Three women stand at the center of the piece in front of what appears to be a prison. The woman in the middle covers her mouth with her hand; face filled with anguish. The face of the woman to the right of the painting is not shown, while the woman to the left stands with hands clasp, hair long, and face stoic.
This print portrays a lively interior scene in the 17th century Dutch Republic. There are many figures around the large room, including men, women, and children. At the far right a man tries to embrace a resisting woman. Beside them, a man and a woman dance while a fiddler plays and others look on. On the left, a woman tends to a child as behind her a couple descend a wooden stairway from an upper floor. There are items such as cured meat, a lantern, a chair and laundry, hanging around this room.
This print by Adriaen van Ostade, one of the most important and influential seventeenth-century Dutch artists, is thought to depict a May Day celebration or a wedding feast and is one of the artist’s most complex compositions. The open space with jumbled elements in the background—a hanging chair, disorderly laundry, and stored basins and baskets—as well as the overturned stool in the foreground animate the scene, reinforcing the bustling activity and various emotions of the figures. Ostade came from a family of artists and worked as both a painter and a print-maker, specializing in depictions of peasants and genre subjects of people dancing, fighting, and generally reveling.

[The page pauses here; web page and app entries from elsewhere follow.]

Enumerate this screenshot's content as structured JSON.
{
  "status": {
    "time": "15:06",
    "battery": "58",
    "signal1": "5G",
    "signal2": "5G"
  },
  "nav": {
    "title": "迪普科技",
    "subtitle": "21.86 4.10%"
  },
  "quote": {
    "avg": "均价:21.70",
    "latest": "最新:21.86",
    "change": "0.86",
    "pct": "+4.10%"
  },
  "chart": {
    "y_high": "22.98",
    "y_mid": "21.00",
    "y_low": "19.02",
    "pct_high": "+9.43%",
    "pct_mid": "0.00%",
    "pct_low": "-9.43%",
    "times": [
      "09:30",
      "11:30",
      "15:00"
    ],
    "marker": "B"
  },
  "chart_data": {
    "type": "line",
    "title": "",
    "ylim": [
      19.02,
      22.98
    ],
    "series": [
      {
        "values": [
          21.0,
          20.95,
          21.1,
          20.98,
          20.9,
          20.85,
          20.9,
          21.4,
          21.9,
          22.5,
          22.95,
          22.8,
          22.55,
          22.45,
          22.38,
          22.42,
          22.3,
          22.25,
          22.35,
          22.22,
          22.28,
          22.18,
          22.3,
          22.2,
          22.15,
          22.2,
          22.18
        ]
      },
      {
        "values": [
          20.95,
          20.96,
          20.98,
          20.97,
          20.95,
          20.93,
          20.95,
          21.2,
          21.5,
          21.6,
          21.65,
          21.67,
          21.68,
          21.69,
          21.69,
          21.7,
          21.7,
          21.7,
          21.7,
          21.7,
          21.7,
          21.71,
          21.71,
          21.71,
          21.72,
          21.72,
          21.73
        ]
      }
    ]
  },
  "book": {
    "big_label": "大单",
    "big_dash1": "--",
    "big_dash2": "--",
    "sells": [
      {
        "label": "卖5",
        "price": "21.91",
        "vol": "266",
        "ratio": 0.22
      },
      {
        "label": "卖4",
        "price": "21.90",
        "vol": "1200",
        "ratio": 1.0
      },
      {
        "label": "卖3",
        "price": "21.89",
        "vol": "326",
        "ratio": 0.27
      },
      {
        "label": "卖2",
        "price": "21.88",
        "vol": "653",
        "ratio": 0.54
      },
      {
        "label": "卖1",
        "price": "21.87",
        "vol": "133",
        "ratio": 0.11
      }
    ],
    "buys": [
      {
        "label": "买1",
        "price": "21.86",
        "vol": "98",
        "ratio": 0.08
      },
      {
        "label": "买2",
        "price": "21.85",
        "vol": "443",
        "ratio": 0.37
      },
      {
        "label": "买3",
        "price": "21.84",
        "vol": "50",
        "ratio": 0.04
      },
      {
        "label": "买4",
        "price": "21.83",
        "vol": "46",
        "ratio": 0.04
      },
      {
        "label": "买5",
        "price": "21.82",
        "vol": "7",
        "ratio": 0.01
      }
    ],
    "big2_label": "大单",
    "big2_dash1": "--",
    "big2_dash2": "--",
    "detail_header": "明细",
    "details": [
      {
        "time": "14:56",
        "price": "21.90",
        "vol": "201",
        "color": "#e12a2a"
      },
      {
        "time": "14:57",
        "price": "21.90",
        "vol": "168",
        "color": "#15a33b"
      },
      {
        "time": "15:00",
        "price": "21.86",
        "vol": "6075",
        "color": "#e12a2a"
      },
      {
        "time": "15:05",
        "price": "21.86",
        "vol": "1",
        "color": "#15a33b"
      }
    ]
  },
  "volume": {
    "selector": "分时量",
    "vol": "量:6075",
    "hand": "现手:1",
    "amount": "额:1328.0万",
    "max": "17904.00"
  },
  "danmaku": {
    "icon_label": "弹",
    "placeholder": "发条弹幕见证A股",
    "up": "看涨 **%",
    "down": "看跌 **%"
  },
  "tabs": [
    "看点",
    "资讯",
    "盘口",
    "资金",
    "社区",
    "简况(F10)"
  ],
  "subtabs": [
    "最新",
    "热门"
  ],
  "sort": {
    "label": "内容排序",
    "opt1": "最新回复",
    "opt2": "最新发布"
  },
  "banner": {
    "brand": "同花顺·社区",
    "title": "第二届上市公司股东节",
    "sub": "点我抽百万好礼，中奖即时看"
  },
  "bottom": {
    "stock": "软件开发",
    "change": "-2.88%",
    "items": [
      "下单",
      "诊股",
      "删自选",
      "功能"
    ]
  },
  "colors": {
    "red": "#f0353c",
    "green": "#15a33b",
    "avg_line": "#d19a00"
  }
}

Indeed, the source for this work—seen reversed in the print—is a painting by Ostade in the collection of the Toledo Museum of Art.